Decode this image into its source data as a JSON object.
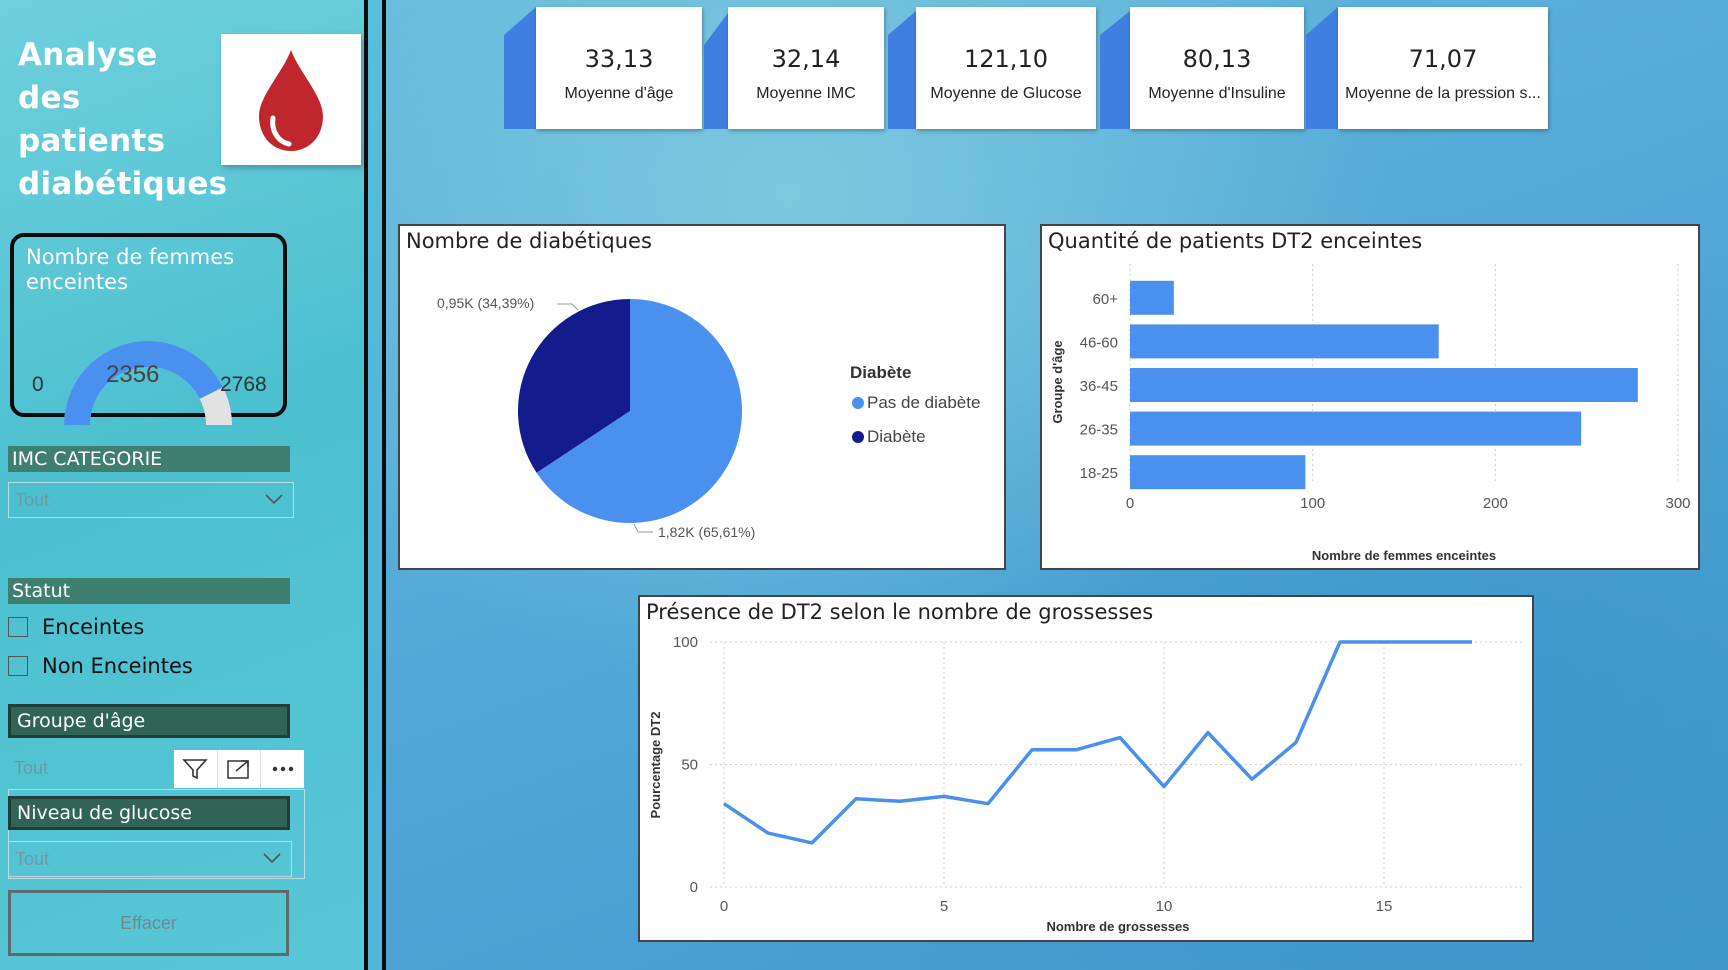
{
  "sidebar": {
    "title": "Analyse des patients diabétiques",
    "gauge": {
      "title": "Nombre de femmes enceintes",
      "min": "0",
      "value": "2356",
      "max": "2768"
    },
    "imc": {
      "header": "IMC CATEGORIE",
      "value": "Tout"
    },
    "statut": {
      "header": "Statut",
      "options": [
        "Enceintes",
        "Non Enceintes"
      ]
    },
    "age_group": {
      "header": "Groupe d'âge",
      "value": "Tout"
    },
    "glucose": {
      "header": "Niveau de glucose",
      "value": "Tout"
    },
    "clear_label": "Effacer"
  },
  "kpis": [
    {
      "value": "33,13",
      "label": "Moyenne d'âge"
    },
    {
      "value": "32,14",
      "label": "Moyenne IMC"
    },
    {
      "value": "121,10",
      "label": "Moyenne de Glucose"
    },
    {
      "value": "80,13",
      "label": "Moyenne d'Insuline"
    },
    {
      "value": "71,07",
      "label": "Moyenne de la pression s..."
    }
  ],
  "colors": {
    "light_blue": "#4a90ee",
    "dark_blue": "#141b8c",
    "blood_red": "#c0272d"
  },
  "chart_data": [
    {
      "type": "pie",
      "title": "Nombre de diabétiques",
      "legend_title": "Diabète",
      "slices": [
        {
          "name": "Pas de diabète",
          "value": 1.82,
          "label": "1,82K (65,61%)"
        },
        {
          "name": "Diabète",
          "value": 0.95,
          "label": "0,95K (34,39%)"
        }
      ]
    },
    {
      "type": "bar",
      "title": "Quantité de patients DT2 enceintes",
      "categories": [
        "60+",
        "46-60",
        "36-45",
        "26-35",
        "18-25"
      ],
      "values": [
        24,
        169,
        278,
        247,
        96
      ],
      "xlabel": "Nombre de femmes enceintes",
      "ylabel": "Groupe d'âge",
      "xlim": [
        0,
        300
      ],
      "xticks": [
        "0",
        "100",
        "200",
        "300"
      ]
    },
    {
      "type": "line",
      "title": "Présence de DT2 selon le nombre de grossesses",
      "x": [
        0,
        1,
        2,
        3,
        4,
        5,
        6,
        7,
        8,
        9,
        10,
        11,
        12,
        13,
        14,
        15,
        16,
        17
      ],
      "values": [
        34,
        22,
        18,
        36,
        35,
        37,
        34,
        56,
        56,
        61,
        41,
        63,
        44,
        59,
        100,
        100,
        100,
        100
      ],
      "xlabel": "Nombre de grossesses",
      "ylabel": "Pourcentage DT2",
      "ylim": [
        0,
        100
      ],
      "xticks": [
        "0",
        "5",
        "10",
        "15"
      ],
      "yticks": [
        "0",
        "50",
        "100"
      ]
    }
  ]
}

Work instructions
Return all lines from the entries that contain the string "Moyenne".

Written response
      "label": "Moyenne d'âge"
      "label": "Moyenne IMC"
      "label": "Moyenne de Glucose"
      "label": "Moyenne d'Insuline"
      "label": "Moyenne de la pression s..."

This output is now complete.